(SUPPLIED ENTRIES Opens)
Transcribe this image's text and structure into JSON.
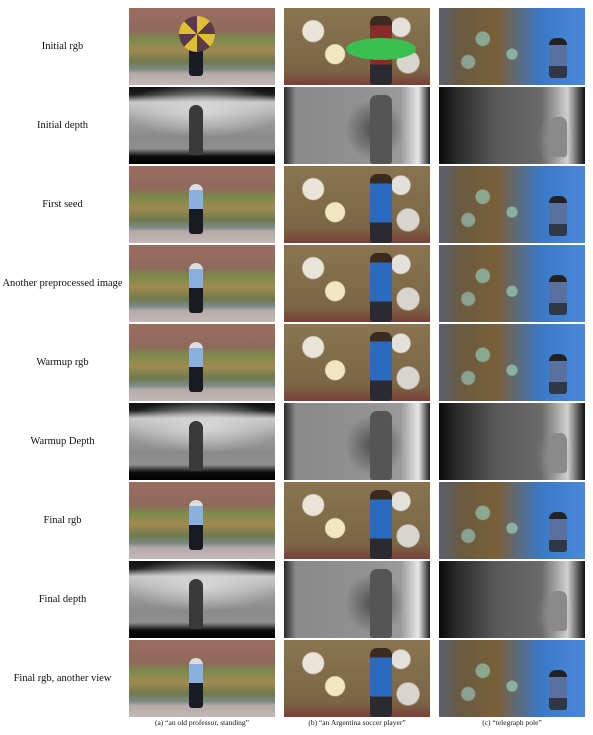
{
  "rows": [
    {
      "label": "Initial rgb",
      "kind": "rgb"
    },
    {
      "label": "Initial depth",
      "kind": "depth"
    },
    {
      "label": "First seed",
      "kind": "rgb"
    },
    {
      "label": "Another preprocessed image",
      "kind": "rgb"
    },
    {
      "label": "Warmup rgb",
      "kind": "rgb"
    },
    {
      "label": "Warmup Depth",
      "kind": "depth"
    },
    {
      "label": "Final rgb",
      "kind": "rgb"
    },
    {
      "label": "Final depth",
      "kind": "depth"
    },
    {
      "label": "Final rgb, another view",
      "kind": "rgb"
    }
  ],
  "columns": [
    {
      "caption": "(a) “an old professor, standing”",
      "image_alt": "old professor standing in front of brick wall and plants"
    },
    {
      "caption": "(b) “an Argentina soccer player”",
      "image_alt": "soccer player in front of bulletin board"
    },
    {
      "caption": "(c) “telegraph pole”",
      "image_alt": "person near a painted blue mural wall"
    }
  ]
}
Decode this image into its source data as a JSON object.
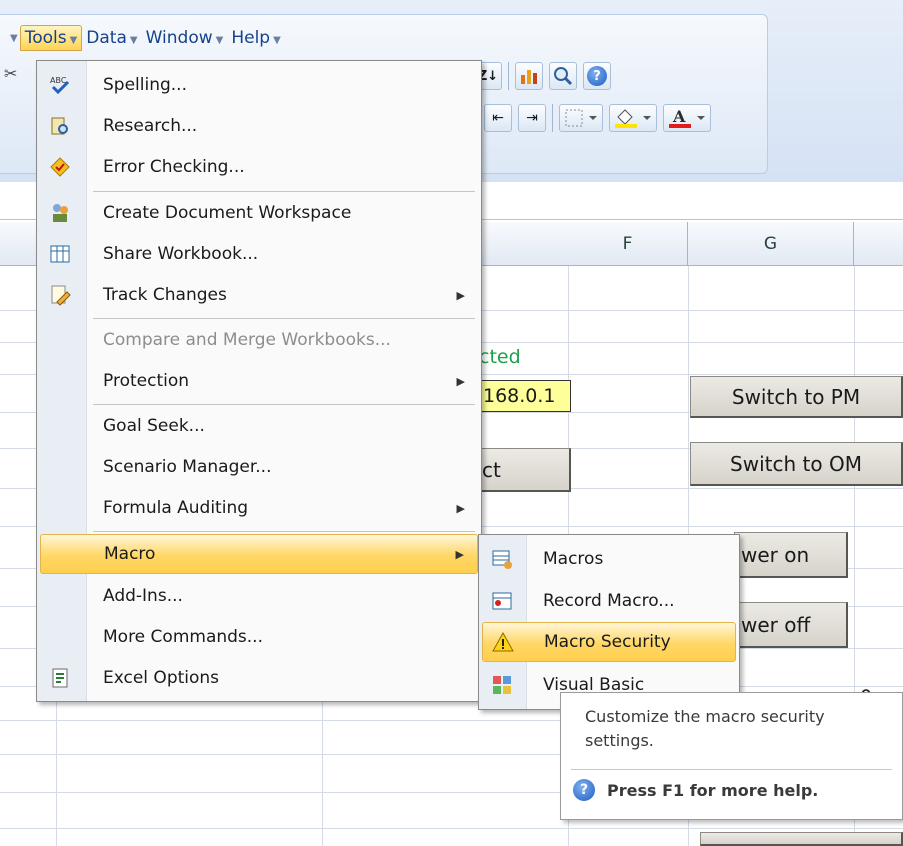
{
  "menubar": {
    "items": [
      {
        "label": "Tools",
        "active": true
      },
      {
        "label": "Data",
        "active": false
      },
      {
        "label": "Window",
        "active": false
      },
      {
        "label": "Help",
        "active": false
      }
    ]
  },
  "columns": [
    "F",
    "G"
  ],
  "sheet": {
    "connected_fragment": "cted",
    "ip_fragment": "168.0.1",
    "connect_fragment": "ct",
    "number_fragment": "0",
    "buttons": {
      "switch_pm": "Switch to PM",
      "switch_om": "Switch to OM",
      "power_on": "wer on",
      "power_off": "wer off"
    }
  },
  "tools_menu": {
    "items": [
      {
        "label": "Spelling...",
        "icon": "spelling-icon"
      },
      {
        "label": "Research...",
        "icon": "research-icon"
      },
      {
        "label": "Error Checking...",
        "icon": "error-checking-icon"
      },
      {
        "label": "Create Document Workspace",
        "icon": "workspace-icon"
      },
      {
        "label": "Share Workbook...",
        "icon": "share-workbook-icon"
      },
      {
        "label": "Track Changes",
        "icon": "track-changes-icon",
        "submenu": true
      },
      {
        "label": "Compare and Merge Workbooks...",
        "disabled": true
      },
      {
        "label": "Protection",
        "submenu": true
      },
      {
        "label": "Goal Seek..."
      },
      {
        "label": "Scenario Manager..."
      },
      {
        "label": "Formula Auditing",
        "submenu": true
      },
      {
        "label": "Macro",
        "submenu": true,
        "highlighted": true
      },
      {
        "label": "Add-Ins..."
      },
      {
        "label": "More Commands..."
      },
      {
        "label": "Excel Options",
        "icon": "excel-options-icon"
      }
    ]
  },
  "macro_menu": {
    "items": [
      {
        "label": "Macros",
        "icon": "macros-icon"
      },
      {
        "label": "Record Macro...",
        "icon": "record-macro-icon"
      },
      {
        "label": "Macro Security",
        "icon": "warning-icon",
        "highlighted": true
      },
      {
        "label": "Visual Basic",
        "icon": "visual-basic-icon"
      }
    ]
  },
  "tooltip": {
    "text": "Customize the macro security settings.",
    "help": "Press F1 for more help."
  },
  "colors": {
    "highlight": "#ffd766",
    "connected_text": "#1aa34a",
    "ip_cell_fill": "#ffff99"
  }
}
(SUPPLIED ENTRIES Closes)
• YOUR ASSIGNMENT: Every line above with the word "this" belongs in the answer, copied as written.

• TASK RESULT:
Transcribe this image's text and structure into JSON.
Decode this image into its source data as a JSON object.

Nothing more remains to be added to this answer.